- Index_1200-1299: Qutb ud-Din Aibak and the Qubbat ul-Islam mosqueColumbia University
- Vikramjit Singh Rooprai. "Untold story of the Qutub Minar". Retrieved 18 May 2015.
- Rizvi. Tughlaq Kalin Bharat. I. p. 175.
- Desai, Ziyaud-Din (2003). Mosques of India (5th ed.). New Delhi: The Director of Publication Division, Ministry of Information and Broadcasting, Government of India. pp. 20–21. ISBN 81-230-1001-X.
- QutubMinarDelhi.com. "Quwwat-ul-Islam Mosque" Archived 25 July 2015 at the Wayback Machine. . Retrieved on 5 August 2015.
- QutubMinarDelhi.com. "Iron Pillar of Delhi" Archived 25 July 2015 at the Wayback Machine. . Retrieved on 5 August 2015.
- "Iron pillar at Qutub Minar weighs 6,511 kg: study". The Hindu. 5 February 2008. Retrieved 14 August 2009.
- QutubMinarDelhi.com. "Ala-ud-din's Madrasa and Tomb" Archived 25 July 2015 at the Wayback Machine. . Retrieved on 5 August 2015.
- Fergusson, et al. History of Indian and Eastern Architecture, 2nd Edition (1910). London: J. Murray. Vol. I and Vol. II.
- Bhalla, A.S. Royal Tombs of India: 13th to 18th Century
- QutubMinarDelhi.com. "Alai Minar" Archived 25 July 2015 at the Wayback Machine. . Retrieved on 5 August 2015.
- File:Plaque for Alai Minar, Qutub Minar complex.jpg
- Cole, Henry Hardy (1872). The Architecture of ancient Delhi : especially the buildings around the Kutb Minar.

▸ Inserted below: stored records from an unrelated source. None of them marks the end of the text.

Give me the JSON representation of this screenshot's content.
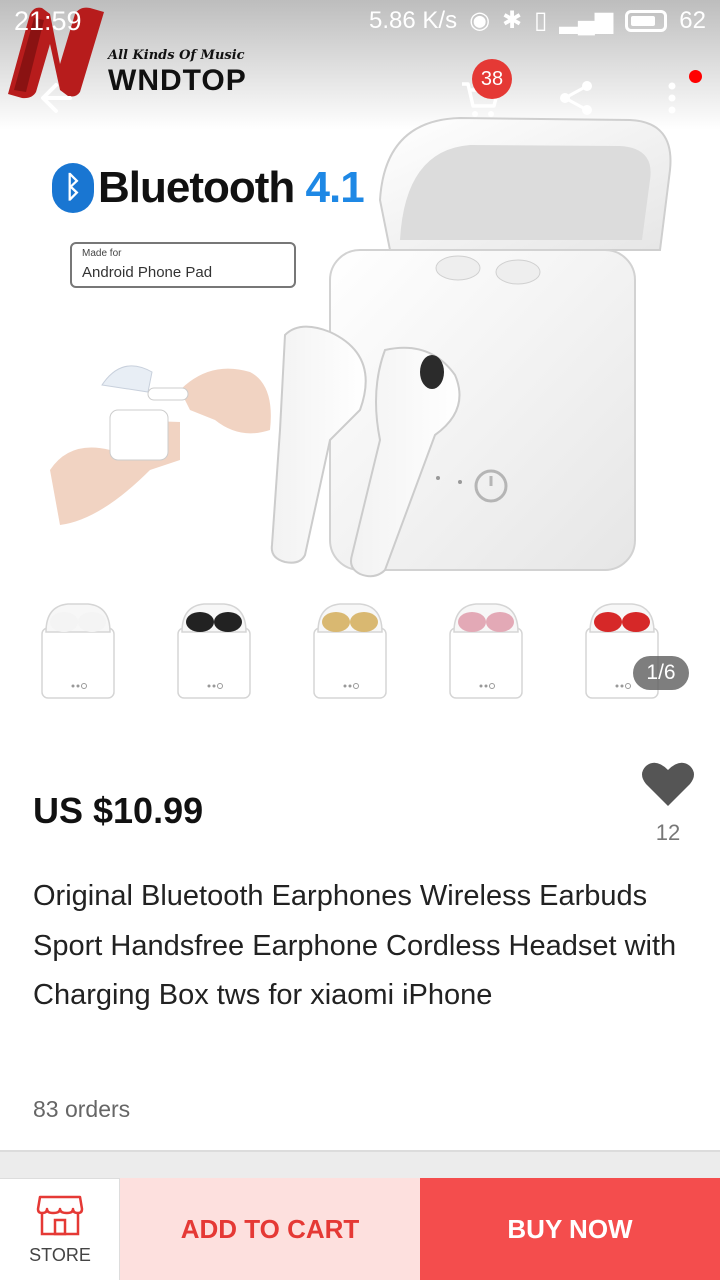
{
  "status_bar": {
    "time": "21:59",
    "net_speed": "5.86 K/s",
    "battery": "62"
  },
  "watermark": {
    "tagline": "All Kinds Of Music",
    "brand": "WNDTOP"
  },
  "header": {
    "cart_count": "38",
    "icons": [
      "back-arrow-icon",
      "cart-icon",
      "share-icon",
      "more-icon"
    ]
  },
  "gallery": {
    "badge_title": "Bluetooth",
    "badge_version": "4.1",
    "made_for_title": "Made for",
    "made_for_items": "Android  Phone  Pad",
    "page_indicator": "1/6",
    "thumbnail_colors": [
      "#f4f4f4",
      "#222222",
      "#d9b871",
      "#e3a9b6",
      "#d62828"
    ]
  },
  "product": {
    "price": "US $10.99",
    "wish_count": "12",
    "title": "Original Bluetooth Earphones Wireless Earbuds Sport Handsfree Earphone Cordless Headset with Charging Box tws for xiaomi iPhone",
    "orders": "83 orders"
  },
  "bottom_bar": {
    "store_label": "STORE",
    "add_to_cart_label": "ADD TO CART",
    "buy_now_label": "BUY NOW"
  },
  "colors": {
    "accent_red": "#f44d4d",
    "add_cart_bg": "#fde0de",
    "add_cart_text": "#e53935",
    "bluetooth_blue": "#1e88e5"
  }
}
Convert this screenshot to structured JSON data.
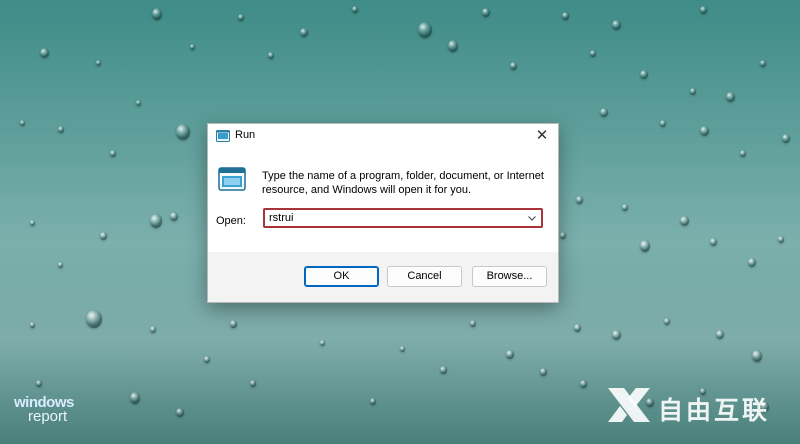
{
  "dialog": {
    "title": "Run",
    "close_glyph": "✕",
    "description": "Type the name of a program, folder, document, or Internet resource, and Windows will open it for you.",
    "open_label": "Open:",
    "open_value": "rstrui",
    "buttons": {
      "ok": "OK",
      "cancel": "Cancel",
      "browse": "Browse..."
    },
    "icons": [
      "run-icon",
      "close-icon",
      "chevron-down-icon"
    ],
    "colors": {
      "focus_outline": "#a8343a",
      "default_button_border": "#0067c0"
    }
  },
  "watermarks": {
    "left_line1": "windows",
    "left_line2": "report",
    "right_text": "自由互联"
  }
}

London : Published by the Arundel Society for Promoting the Knowledge of Art.
- Beglar, J. D.; Carlleyle, A. C . L. (1874). Archaeological Survey of India: Report for the Year 1871–72: Delhi, and Agra (1874). Office of the Superintendent of Government Printing.
- R. N. Munshi (1911). The History of the Kutb Minar (Delhi). G.R.Sindhe, Bombay.
- Hearn, Gordon Risley (1906). The Seven Cities of Delhi. W. Thacker & Co., London.
- Munshi, Rustamji Nasarvanji (1911). The History of the Kutb Minar (Delhi). Bombay : G.R. Sindhe.
- Page, J. A, Archaeological Survey of India (1927). Guide to the Qutb, Delhi. Calcutta, Government of India, Central Publication Branch.
- The World heritage complex of the Qutub, by R. Balasubramaniam. Aryan Books International, 2005. ISBN 81-7305-293-X.
|Wikimedia Commons has media related to Qutb Minar and its monuments, Delhi.|